Your uterus sits quite low in your abdomen. It’s held in place by muscles and ligaments. It connects to two fallopian tubes (near its top) and to your cervix (at the bottom), which in turn connects to your vagina.

Once the egg has been released from your ovary and fertilized in your fallopian tube, it travels into the uterus. Throughout the first two weeks of your cycle, the release of estrogen causes the uterus to prepare a “nursery” for a potential embryo: thickening and enriching its lining with extra blood vessels and tissue. Then the hormone progesterone maintains that lining, keeping it nice and thick for two weeks while your uterus waits for the arrival of the fertilized egg.

This allows the egg to burrow into the wall, and connect to your blood system!

Usually the fertilized egg reaches your uterus (from your fallopian tube) about three days after ovulation, or day 18 of a 28-day cycle. The “implantation window”, when it’s easiest for the egg to implant, lasts for about 4 days: days 6-10 after ovulation.

How does the egg stick to my uterus?

While the uterine lining thickens, its texture also changes.
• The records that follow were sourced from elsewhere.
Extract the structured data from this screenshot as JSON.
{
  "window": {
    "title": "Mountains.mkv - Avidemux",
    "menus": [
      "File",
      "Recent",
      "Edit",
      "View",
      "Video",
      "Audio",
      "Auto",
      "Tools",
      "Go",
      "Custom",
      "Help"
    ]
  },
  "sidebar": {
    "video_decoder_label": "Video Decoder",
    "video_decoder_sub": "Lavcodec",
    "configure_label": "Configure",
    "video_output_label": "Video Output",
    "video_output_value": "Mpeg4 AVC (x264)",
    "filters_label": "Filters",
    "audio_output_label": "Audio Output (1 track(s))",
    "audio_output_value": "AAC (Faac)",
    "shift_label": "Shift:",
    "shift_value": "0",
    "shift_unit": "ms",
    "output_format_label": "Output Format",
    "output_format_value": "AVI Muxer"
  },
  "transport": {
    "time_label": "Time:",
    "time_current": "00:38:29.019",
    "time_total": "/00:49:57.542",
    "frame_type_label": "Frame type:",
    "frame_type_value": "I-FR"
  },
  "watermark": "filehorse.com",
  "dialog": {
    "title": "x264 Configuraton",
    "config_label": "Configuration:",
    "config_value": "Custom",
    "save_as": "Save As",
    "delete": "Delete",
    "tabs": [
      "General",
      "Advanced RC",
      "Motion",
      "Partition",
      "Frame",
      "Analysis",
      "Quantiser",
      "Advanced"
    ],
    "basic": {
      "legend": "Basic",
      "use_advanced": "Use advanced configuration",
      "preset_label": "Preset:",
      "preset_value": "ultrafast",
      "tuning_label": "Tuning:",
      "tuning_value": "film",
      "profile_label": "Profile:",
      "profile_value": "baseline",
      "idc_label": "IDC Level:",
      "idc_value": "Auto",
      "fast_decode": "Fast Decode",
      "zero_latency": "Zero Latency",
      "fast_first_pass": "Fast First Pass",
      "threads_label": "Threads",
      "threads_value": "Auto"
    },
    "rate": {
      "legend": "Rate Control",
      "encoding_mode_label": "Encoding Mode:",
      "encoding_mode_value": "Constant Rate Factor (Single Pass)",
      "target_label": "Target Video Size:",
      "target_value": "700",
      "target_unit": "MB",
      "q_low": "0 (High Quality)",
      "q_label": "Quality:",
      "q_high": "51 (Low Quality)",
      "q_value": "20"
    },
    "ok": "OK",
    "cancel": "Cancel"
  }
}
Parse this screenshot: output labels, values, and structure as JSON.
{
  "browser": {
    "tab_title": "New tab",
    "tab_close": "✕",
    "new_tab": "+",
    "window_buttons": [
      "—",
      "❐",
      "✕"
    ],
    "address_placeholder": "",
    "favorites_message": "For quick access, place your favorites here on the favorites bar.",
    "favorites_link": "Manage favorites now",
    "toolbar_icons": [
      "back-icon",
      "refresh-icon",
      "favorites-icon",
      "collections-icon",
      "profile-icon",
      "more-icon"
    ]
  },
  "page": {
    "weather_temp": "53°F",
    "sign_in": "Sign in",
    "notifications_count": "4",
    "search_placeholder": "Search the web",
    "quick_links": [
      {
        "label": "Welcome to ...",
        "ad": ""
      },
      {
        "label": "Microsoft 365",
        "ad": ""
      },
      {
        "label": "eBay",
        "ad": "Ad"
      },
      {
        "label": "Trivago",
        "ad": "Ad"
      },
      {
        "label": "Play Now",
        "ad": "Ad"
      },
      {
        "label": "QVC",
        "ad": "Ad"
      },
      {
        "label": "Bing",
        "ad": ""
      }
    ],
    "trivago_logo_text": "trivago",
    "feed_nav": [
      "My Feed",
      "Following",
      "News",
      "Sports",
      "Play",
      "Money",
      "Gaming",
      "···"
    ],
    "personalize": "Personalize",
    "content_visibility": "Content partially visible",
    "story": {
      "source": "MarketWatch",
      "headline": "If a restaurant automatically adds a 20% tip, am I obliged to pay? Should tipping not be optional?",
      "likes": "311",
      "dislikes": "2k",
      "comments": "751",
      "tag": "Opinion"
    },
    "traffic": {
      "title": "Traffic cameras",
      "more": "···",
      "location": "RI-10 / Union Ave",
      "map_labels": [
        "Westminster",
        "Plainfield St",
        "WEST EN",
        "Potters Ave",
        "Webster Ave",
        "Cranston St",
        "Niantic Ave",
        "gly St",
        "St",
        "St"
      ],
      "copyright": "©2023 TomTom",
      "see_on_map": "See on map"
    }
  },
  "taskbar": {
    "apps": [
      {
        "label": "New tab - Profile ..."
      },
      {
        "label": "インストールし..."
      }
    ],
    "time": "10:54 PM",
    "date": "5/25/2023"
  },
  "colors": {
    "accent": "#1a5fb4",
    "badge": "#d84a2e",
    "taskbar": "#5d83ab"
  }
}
Estrogen will stimulate the growth of special cells called “decidual cells”. They make your lining more sponge-like, to allow the egg to implant easily.

The placenta will later develop here too, to send nutrients and oxygen to the fertilized egg as it develops into a baby.